▶ **Task item**:
The task calls for each line of the records below in which the word "JSON" appears.

(Dataset excerpts)

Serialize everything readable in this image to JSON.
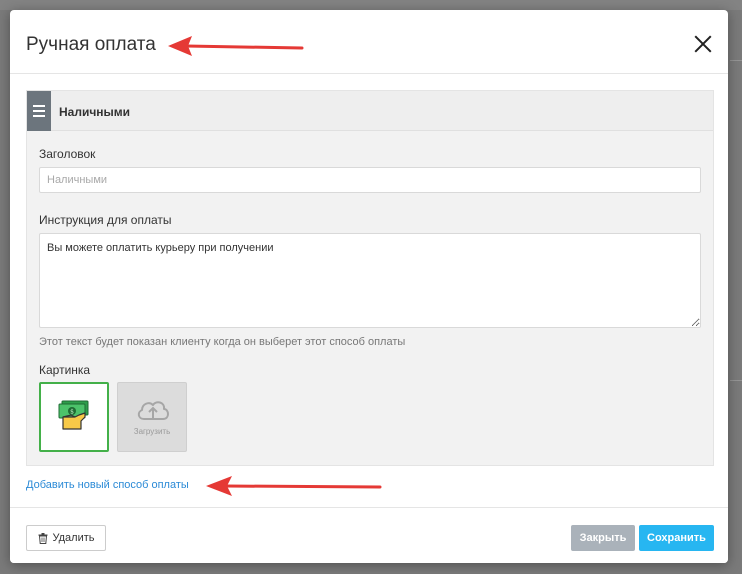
{
  "modal": {
    "title": "Ручная оплата"
  },
  "method": {
    "name": "Наличными",
    "title_label": "Заголовок",
    "title_placeholder": "Наличными",
    "instruction_label": "Инструкция для оплаты",
    "instruction_value": "Вы можете оплатить курьеру при получении",
    "instruction_hint": "Этот текст будет показан клиенту когда он выберет этот способ оплаты",
    "image_label": "Картинка",
    "upload_label": "Загрузить"
  },
  "add_method_link": "Добавить новый способ оплаты",
  "footer": {
    "delete_label": "Удалить",
    "close_label": "Закрыть",
    "save_label": "Сохранить"
  },
  "colors": {
    "accent": "#27b6f1",
    "link": "#2b8ad6",
    "selected_border": "#43b049",
    "annotation_arrow": "#e53935"
  },
  "icons": {
    "close": "close-icon",
    "drag": "hamburger-icon",
    "payment": "cash-hand-icon",
    "upload": "cloud-upload-icon",
    "delete": "trash-icon"
  }
}
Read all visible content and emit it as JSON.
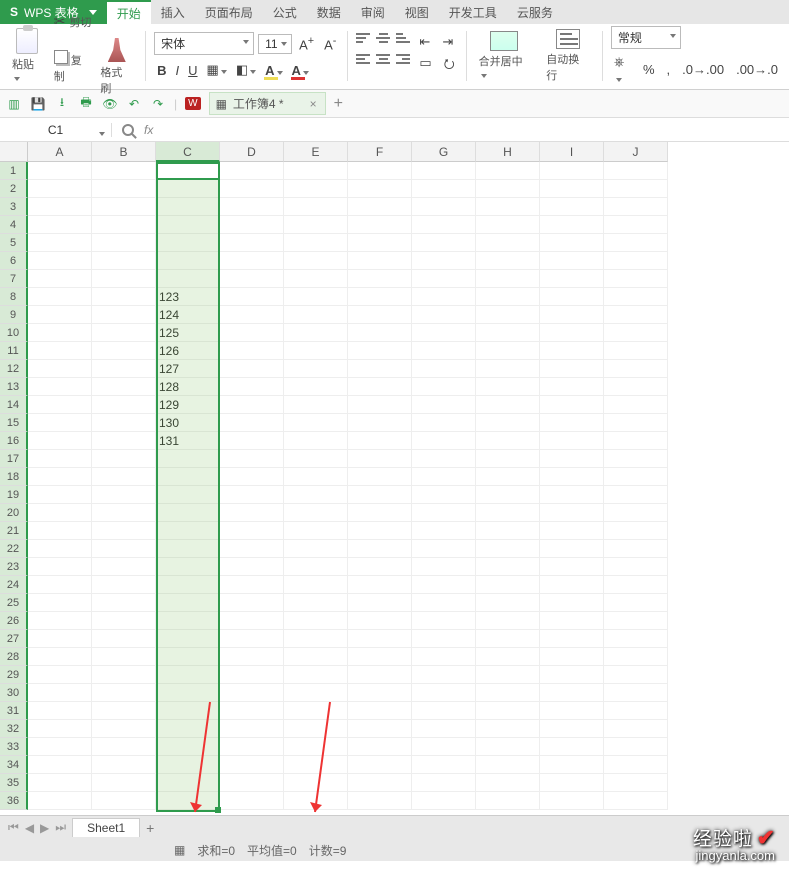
{
  "app": {
    "name": "WPS 表格"
  },
  "menus": [
    "开始",
    "插入",
    "页面布局",
    "公式",
    "数据",
    "审阅",
    "视图",
    "开发工具",
    "云服务"
  ],
  "active_menu": 0,
  "clipboard": {
    "paste": "粘贴",
    "cut": "剪切",
    "copy": "复制",
    "formatPainter": "格式刷"
  },
  "font": {
    "name": "宋体",
    "size": "11",
    "bold": "B",
    "italic": "I",
    "underline": "U",
    "grow": "A⁺",
    "shrink": "A⁻",
    "colorA": "A"
  },
  "merge_label": "合并居中",
  "wrap_label": "自动换行",
  "number_format": "常规",
  "doc_tab": "工作簿4 *",
  "name_box": "C1",
  "fx_label": "fx",
  "columns": [
    "A",
    "B",
    "C",
    "D",
    "E",
    "F",
    "G",
    "H",
    "I",
    "J"
  ],
  "selected_column": 2,
  "row_count": 36,
  "column_c_values": {
    "8": "123",
    "9": "124",
    "10": "125",
    "11": "126",
    "12": "127",
    "13": "128",
    "14": "129",
    "15": "130",
    "16": "131"
  },
  "sheet_tab": "Sheet1",
  "status": {
    "sum": "求和=0",
    "avg": "平均值=0",
    "count": "计数=9"
  },
  "watermark": {
    "line1": "经验啦",
    "line2": "jingyanla.com"
  },
  "chart_data": {
    "type": "table",
    "title": "",
    "columns": [
      "C"
    ],
    "rows": [
      {
        "row": 8,
        "C": 123
      },
      {
        "row": 9,
        "C": 124
      },
      {
        "row": 10,
        "C": 125
      },
      {
        "row": 11,
        "C": 126
      },
      {
        "row": 12,
        "C": 127
      },
      {
        "row": 13,
        "C": 128
      },
      {
        "row": 14,
        "C": 129
      },
      {
        "row": 15,
        "C": 130
      },
      {
        "row": 16,
        "C": 131
      }
    ]
  }
}
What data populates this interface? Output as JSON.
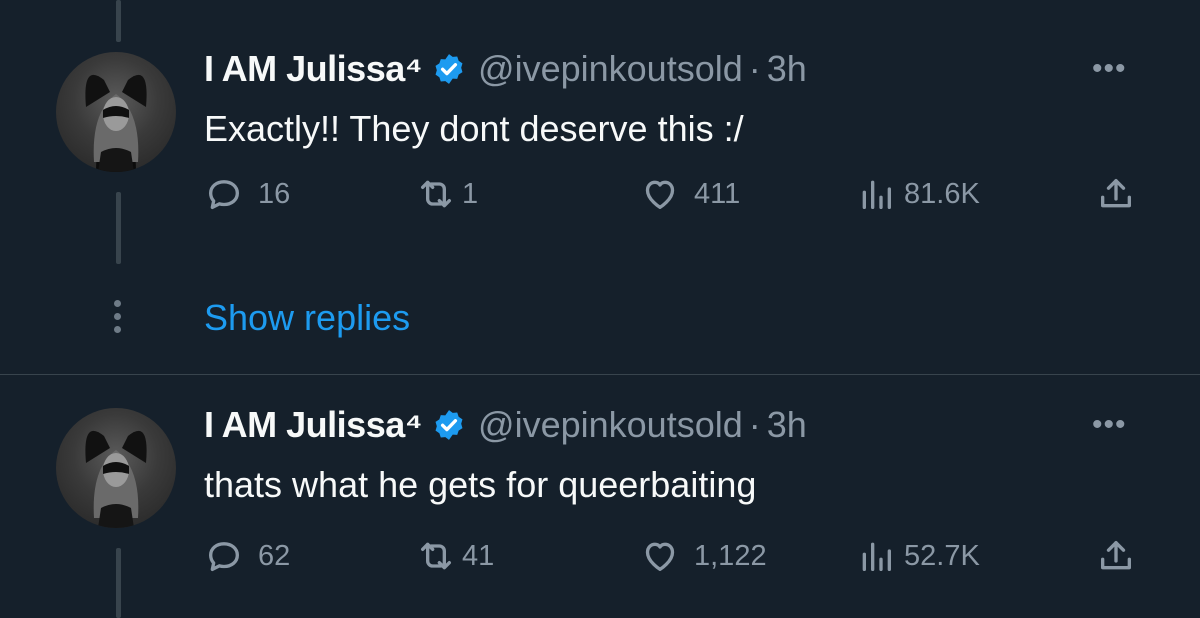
{
  "tweets": [
    {
      "name": "I AM Julissa⁴",
      "handle": "@ivepinkoutsold",
      "separator": "·",
      "time": "3h",
      "text": "Exactly!! They dont deserve this :/",
      "replies": "16",
      "retweets": "1",
      "likes": "411",
      "views": "81.6K",
      "more": "•••"
    },
    {
      "name": "I AM Julissa⁴",
      "handle": "@ivepinkoutsold",
      "separator": "·",
      "time": "3h",
      "text": "thats what he gets for queerbaiting",
      "replies": "62",
      "retweets": "41",
      "likes": "1,122",
      "views": "52.7K",
      "more": "•••"
    }
  ],
  "show_replies_label": "Show replies",
  "icons": {
    "verified": "verified-badge-icon",
    "reply": "reply-icon",
    "retweet": "retweet-icon",
    "like": "heart-icon",
    "views": "views-chart-icon",
    "share": "share-icon",
    "more": "more-dots-icon"
  },
  "colors": {
    "background": "#15202b",
    "text": "#f7f9f9",
    "secondary": "#8b98a5",
    "accent": "#1d9bf0",
    "line": "#38444d"
  }
}
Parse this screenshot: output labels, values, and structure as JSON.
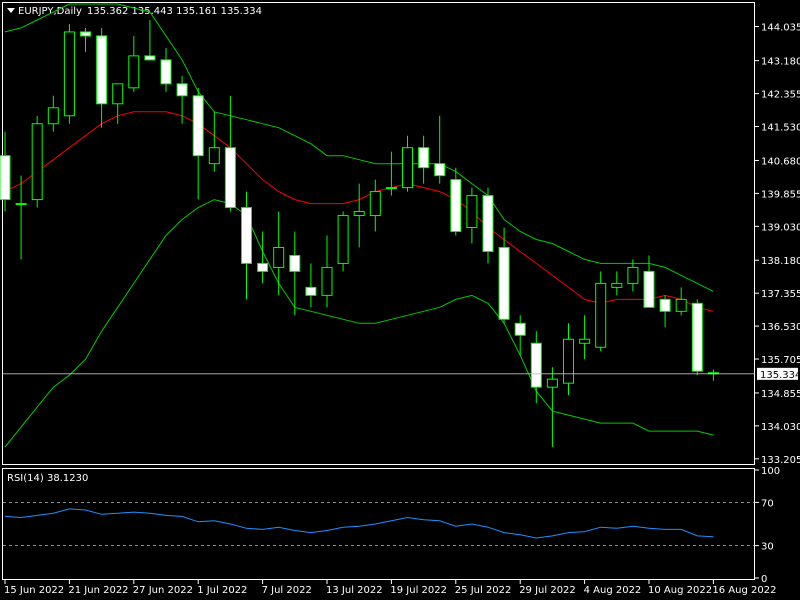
{
  "header": {
    "symbol": "EURJPY,Daily",
    "ohlc": "135.362 135.443 135.161 135.334"
  },
  "price_axis": {
    "ticks": [
      "144.035",
      "143.180",
      "142.355",
      "141.530",
      "140.680",
      "139.855",
      "139.030",
      "138.180",
      "137.355",
      "136.530",
      "135.705",
      "134.855",
      "134.030",
      "133.205"
    ],
    "current_price_label": "135.334",
    "current_price": 135.334,
    "range": [
      133.1,
      144.6
    ]
  },
  "rsi": {
    "label": "RSI(14) 38.1230",
    "ticks": [
      "100",
      "70",
      "30",
      "0"
    ],
    "levels": [
      70,
      30
    ],
    "range": [
      0,
      100
    ]
  },
  "time_axis": {
    "labels": [
      {
        "i": 0,
        "text": "15 Jun 2022"
      },
      {
        "i": 4,
        "text": "21 Jun 2022"
      },
      {
        "i": 8,
        "text": "27 Jun 2022"
      },
      {
        "i": 12,
        "text": "1 Jul 2022"
      },
      {
        "i": 16,
        "text": "7 Jul 2022"
      },
      {
        "i": 20,
        "text": "13 Jul 2022"
      },
      {
        "i": 24,
        "text": "19 Jul 2022"
      },
      {
        "i": 28,
        "text": "25 Jul 2022"
      },
      {
        "i": 32,
        "text": "29 Jul 2022"
      },
      {
        "i": 36,
        "text": "4 Aug 2022"
      },
      {
        "i": 40,
        "text": "10 Aug 2022"
      },
      {
        "i": 44,
        "text": "16 Aug 2022"
      }
    ]
  },
  "colors": {
    "background": "#000000",
    "bull": "#00ff00",
    "bear_fill": "#ffffff",
    "ma": "#ff0000",
    "bands": "#00cc00",
    "rsi_line": "#1e90ff",
    "grid_level": "#bbbbbb",
    "price_line": "#c0c0c0"
  },
  "chart_data": {
    "type": "candlestick",
    "x": [
      "15 Jun 2022",
      "16 Jun 2022",
      "17 Jun 2022",
      "20 Jun 2022",
      "21 Jun 2022",
      "22 Jun 2022",
      "23 Jun 2022",
      "24 Jun 2022",
      "27 Jun 2022",
      "28 Jun 2022",
      "29 Jun 2022",
      "30 Jun 2022",
      "1 Jul 2022",
      "4 Jul 2022",
      "5 Jul 2022",
      "6 Jul 2022",
      "7 Jul 2022",
      "8 Jul 2022",
      "11 Jul 2022",
      "12 Jul 2022",
      "13 Jul 2022",
      "14 Jul 2022",
      "15 Jul 2022",
      "18 Jul 2022",
      "19 Jul 2022",
      "20 Jul 2022",
      "21 Jul 2022",
      "22 Jul 2022",
      "25 Jul 2022",
      "26 Jul 2022",
      "27 Jul 2022",
      "28 Jul 2022",
      "29 Jul 2022",
      "1 Aug 2022",
      "2 Aug 2022",
      "3 Aug 2022",
      "4 Aug 2022",
      "5 Aug 2022",
      "8 Aug 2022",
      "9 Aug 2022",
      "10 Aug 2022",
      "11 Aug 2022",
      "12 Aug 2022",
      "15 Aug 2022",
      "16 Aug 2022"
    ],
    "ohlc": [
      [
        140.8,
        141.4,
        139.4,
        139.7
      ],
      [
        139.6,
        140.3,
        138.2,
        139.6
      ],
      [
        139.7,
        141.8,
        139.5,
        141.6
      ],
      [
        141.6,
        142.3,
        141.4,
        142.0
      ],
      [
        141.8,
        144.1,
        141.6,
        143.9
      ],
      [
        143.9,
        144.0,
        143.4,
        143.8
      ],
      [
        143.8,
        144.0,
        141.5,
        142.1
      ],
      [
        142.1,
        142.6,
        141.6,
        142.6
      ],
      [
        142.5,
        143.8,
        142.4,
        143.3
      ],
      [
        143.3,
        144.2,
        143.2,
        143.2
      ],
      [
        143.2,
        143.5,
        142.4,
        142.6
      ],
      [
        142.6,
        142.8,
        141.6,
        142.3
      ],
      [
        142.3,
        142.5,
        139.7,
        140.8
      ],
      [
        140.6,
        141.9,
        140.4,
        141.0
      ],
      [
        141.0,
        142.3,
        139.4,
        139.5
      ],
      [
        139.5,
        139.9,
        137.2,
        138.1
      ],
      [
        138.1,
        138.9,
        137.6,
        137.9
      ],
      [
        138.0,
        139.4,
        137.3,
        138.5
      ],
      [
        138.3,
        138.9,
        136.8,
        137.9
      ],
      [
        137.5,
        138.1,
        137.0,
        137.3
      ],
      [
        137.3,
        138.8,
        137.0,
        138.0
      ],
      [
        138.1,
        139.4,
        137.9,
        139.3
      ],
      [
        139.3,
        140.1,
        138.5,
        139.4
      ],
      [
        139.3,
        140.2,
        138.9,
        139.9
      ],
      [
        140.0,
        140.9,
        139.8,
        140.0
      ],
      [
        140.0,
        141.3,
        139.9,
        141.0
      ],
      [
        141.0,
        141.3,
        140.1,
        140.5
      ],
      [
        140.6,
        141.8,
        140.1,
        140.3
      ],
      [
        140.2,
        140.5,
        138.8,
        138.9
      ],
      [
        139.0,
        140.0,
        138.6,
        139.8
      ],
      [
        139.8,
        140.0,
        138.1,
        138.4
      ],
      [
        138.5,
        139.0,
        136.6,
        136.7
      ],
      [
        136.6,
        136.8,
        135.8,
        136.3
      ],
      [
        136.1,
        136.4,
        134.6,
        135.0
      ],
      [
        135.0,
        135.5,
        133.5,
        135.2
      ],
      [
        135.1,
        136.6,
        134.8,
        136.2
      ],
      [
        136.1,
        136.8,
        135.7,
        136.2
      ],
      [
        136.0,
        137.9,
        135.9,
        137.6
      ],
      [
        137.5,
        137.9,
        137.3,
        137.6
      ],
      [
        137.6,
        138.2,
        137.4,
        138.0
      ],
      [
        137.9,
        138.3,
        137.0,
        137.0
      ],
      [
        137.2,
        137.3,
        136.5,
        136.9
      ],
      [
        136.9,
        137.5,
        136.8,
        137.2
      ],
      [
        137.1,
        137.2,
        135.3,
        135.4
      ],
      [
        135.362,
        135.443,
        135.161,
        135.334
      ]
    ],
    "ma": [
      139.9,
      140.1,
      140.4,
      140.7,
      141.0,
      141.3,
      141.6,
      141.8,
      141.9,
      141.9,
      141.9,
      141.8,
      141.6,
      141.3,
      141.0,
      140.6,
      140.2,
      139.9,
      139.7,
      139.6,
      139.6,
      139.6,
      139.7,
      139.9,
      140.0,
      140.1,
      140.0,
      139.9,
      139.7,
      139.4,
      139.0,
      138.7,
      138.4,
      138.1,
      137.8,
      137.5,
      137.2,
      137.1,
      137.2,
      137.2,
      137.2,
      137.3,
      137.2,
      137.0,
      136.9
    ],
    "band_upper": [
      143.9,
      144.0,
      144.2,
      144.4,
      144.6,
      144.6,
      144.6,
      144.6,
      144.5,
      144.4,
      143.8,
      143.2,
      142.4,
      141.9,
      141.8,
      141.7,
      141.6,
      141.5,
      141.3,
      141.1,
      140.8,
      140.8,
      140.7,
      140.6,
      140.6,
      140.6,
      140.6,
      140.6,
      140.4,
      140.1,
      139.8,
      139.2,
      138.9,
      138.7,
      138.6,
      138.4,
      138.2,
      138.1,
      138.1,
      138.1,
      138.1,
      138.0,
      137.8,
      137.6,
      137.4
    ],
    "band_lower": [
      133.5,
      134.0,
      134.5,
      135.0,
      135.3,
      135.7,
      136.4,
      137.0,
      137.6,
      138.2,
      138.8,
      139.2,
      139.5,
      139.7,
      139.6,
      139.3,
      138.4,
      137.6,
      137.0,
      136.9,
      136.8,
      136.7,
      136.6,
      136.6,
      136.7,
      136.8,
      136.9,
      137.0,
      137.2,
      137.3,
      137.1,
      136.6,
      135.8,
      134.9,
      134.4,
      134.3,
      134.2,
      134.1,
      134.1,
      134.1,
      133.9,
      133.9,
      133.9,
      133.9,
      133.8
    ],
    "rsi": [
      57,
      56,
      58,
      60,
      64,
      63,
      59,
      60,
      61,
      60,
      58,
      57,
      52,
      53,
      50,
      46,
      45,
      47,
      44,
      42,
      44,
      47,
      48,
      50,
      53,
      56,
      54,
      53,
      48,
      50,
      47,
      42,
      40,
      37,
      39,
      42,
      43,
      47,
      46,
      48,
      46,
      45,
      45,
      39,
      38.123
    ]
  }
}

▶ **Response to the task**:
Serialize everything readable in this image to JSON.
Read all visible content and emit it as JSON.
What data populates this interface? Output as JSON.
Parse this screenshot: output labels, values, and structure as JSON.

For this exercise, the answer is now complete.